  1. 4.  Include all Relevant Data Sources:

 In the spirit of casting as wide a net as possible, definitely consider all the relevant data sources for keyphrases. These include:

Tools such as Google Search Console and Bing Webmaster Tools – keyphrase data directly from the engines on what keyphrases includes your website in the result set.

  • Current rankings – check who is currently well ranked for the target keyphrases and what other related phrases they are using.
  • Other tools including Google Keyword Planner and Bing Keyword Research – discover search activity information on specific keyphrases or keyphrase options.
  • Organizational brainstorming – gather keyphrase options from company personnel
  • Competitive research – see what keyphrases your competition has optimized around and is ranked for currently.

 

  1. 5. Elements for Evaluation:

 Elements to consider as part of evaluating the keyword research data and selecting the target phrases include word order, singular vs. plural, specific vs. general, amount of search activity and relevancy.

Word Order – compare the keyphrases “commercial real estate” and “real estate commercial”. They both use the same three words in the phrase yet have completely different meanings.
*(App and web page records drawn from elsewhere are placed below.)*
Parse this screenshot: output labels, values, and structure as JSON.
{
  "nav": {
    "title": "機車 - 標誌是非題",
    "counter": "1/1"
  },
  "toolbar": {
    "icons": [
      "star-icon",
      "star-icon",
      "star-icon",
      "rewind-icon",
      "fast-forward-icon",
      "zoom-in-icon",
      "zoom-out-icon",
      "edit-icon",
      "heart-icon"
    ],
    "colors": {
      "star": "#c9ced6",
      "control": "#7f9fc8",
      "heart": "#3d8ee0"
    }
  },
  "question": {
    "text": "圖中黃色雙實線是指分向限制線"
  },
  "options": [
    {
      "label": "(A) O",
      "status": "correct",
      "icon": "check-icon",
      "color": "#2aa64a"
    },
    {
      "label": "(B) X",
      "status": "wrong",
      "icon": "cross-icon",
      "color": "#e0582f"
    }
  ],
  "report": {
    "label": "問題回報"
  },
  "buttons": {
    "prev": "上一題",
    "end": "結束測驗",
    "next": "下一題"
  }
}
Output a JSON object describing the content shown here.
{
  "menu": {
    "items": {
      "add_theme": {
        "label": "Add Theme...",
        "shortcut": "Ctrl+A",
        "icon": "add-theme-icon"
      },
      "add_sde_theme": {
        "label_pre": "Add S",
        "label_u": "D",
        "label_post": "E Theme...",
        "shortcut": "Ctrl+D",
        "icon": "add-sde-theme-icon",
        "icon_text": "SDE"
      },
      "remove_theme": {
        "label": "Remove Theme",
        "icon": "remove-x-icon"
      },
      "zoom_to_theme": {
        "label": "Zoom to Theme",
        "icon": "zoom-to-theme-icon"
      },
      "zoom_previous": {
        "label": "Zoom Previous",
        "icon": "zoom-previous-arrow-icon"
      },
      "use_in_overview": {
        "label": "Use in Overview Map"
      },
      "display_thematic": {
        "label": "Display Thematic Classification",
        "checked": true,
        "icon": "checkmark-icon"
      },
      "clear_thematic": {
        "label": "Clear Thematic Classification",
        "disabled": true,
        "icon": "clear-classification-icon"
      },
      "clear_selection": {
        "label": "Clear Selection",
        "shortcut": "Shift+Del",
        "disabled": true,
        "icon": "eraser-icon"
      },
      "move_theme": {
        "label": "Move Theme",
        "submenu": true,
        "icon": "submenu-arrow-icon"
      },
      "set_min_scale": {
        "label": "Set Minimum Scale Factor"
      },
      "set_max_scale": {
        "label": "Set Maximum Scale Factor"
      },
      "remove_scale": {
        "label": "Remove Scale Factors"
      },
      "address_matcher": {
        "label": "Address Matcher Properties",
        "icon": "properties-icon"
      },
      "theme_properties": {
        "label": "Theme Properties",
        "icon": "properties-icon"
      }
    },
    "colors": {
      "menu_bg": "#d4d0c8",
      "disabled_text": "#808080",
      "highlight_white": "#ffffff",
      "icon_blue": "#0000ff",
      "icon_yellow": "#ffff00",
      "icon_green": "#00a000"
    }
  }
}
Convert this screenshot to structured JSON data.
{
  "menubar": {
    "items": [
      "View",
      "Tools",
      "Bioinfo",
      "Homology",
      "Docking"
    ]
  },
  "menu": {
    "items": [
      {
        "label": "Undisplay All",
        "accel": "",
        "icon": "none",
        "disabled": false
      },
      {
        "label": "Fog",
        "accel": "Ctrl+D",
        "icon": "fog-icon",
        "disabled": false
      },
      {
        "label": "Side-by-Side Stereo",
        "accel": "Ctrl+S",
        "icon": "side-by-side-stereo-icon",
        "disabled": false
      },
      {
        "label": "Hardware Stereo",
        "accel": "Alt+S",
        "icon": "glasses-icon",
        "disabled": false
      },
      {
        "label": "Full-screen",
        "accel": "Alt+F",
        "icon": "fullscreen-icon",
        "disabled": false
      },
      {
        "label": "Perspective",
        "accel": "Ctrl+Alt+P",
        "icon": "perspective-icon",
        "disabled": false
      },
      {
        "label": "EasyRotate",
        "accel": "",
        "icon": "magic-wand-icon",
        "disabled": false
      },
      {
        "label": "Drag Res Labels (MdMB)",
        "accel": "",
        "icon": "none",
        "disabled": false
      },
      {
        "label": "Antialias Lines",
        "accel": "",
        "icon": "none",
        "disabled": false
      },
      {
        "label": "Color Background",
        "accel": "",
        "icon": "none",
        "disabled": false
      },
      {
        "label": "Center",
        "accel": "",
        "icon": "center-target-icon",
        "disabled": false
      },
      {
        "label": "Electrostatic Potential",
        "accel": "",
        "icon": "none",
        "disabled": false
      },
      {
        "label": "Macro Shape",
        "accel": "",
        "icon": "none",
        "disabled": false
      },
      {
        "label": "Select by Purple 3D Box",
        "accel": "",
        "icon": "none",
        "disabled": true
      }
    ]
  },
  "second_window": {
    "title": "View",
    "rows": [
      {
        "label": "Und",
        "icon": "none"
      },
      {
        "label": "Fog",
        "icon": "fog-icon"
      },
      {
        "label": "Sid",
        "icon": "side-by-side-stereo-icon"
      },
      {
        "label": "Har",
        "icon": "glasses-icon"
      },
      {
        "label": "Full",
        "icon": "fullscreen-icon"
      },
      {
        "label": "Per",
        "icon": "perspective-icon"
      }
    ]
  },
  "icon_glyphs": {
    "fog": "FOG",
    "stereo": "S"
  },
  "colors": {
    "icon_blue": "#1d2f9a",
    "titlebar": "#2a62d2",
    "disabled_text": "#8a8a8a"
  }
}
In the research, all these variations should be considered, but when evaluating the data it will become clear which ones belong and which ones should be eliminated.

Singular vs. Plural – products or services are normally searched for both as a singular phrase i.e. “office building for sale” and a plural one “office buildings for sale”. Both versions may turn out to be equally relevant, but, especially with products or properties, usually they are purchased either one at a time or in groups of more than one. That purchase behavior is what dictates which version of the phrase to use.

Specific vs. General – the rule here is the more specific the keyphrase, the more qualified the site traffic and leads will result from it. For general phrases, obviously the opposite is true; the traffic and leads will be less qualified. The trade off is the amount of search activity a specific phrase has compared to the general phrase. If we are comparing “sales comps” with “Dallas office sales comps”, the general phrase should have a huge amount of search activity and the specific one much less. The key is to find the most specific phrase one can that has enough search activity to make investing in marketing that phrase worth it.

Amount of Search Activity – Do not get too hung up on the specific numbers of search activity. The tools provide monthly averages for the search activity and they only provide data for their platform: Google for Google and Bing for Bing. Therefore, it is better to look at the relevancy of the phrases and then focus more on the number of average searches. The keyphrases that are chosen as targets must be highly relevant to the products or services being marketed. If one phrase has 50 searches per month and a similar one has 70 does not matter as much. Whichever one is more relevant should be selected.

 

About Blue Horseradish www.bluehorseradish.com

Blue Horseradish is a full service web marketing consultancy that provides search engine optimization (SEO), search engine marketing (SEM), social media optimization (SMO), local search engine optimization and a variety of other web marketing services along with web design and development.

Blue Horseradish specializes in B2B web marketing with a large customer base of manufacturing, industrial, engineering and technology companies with a proven track record of customer successes and enthusiastic references.

 

Photo Credit: http://kiatex.com/seo/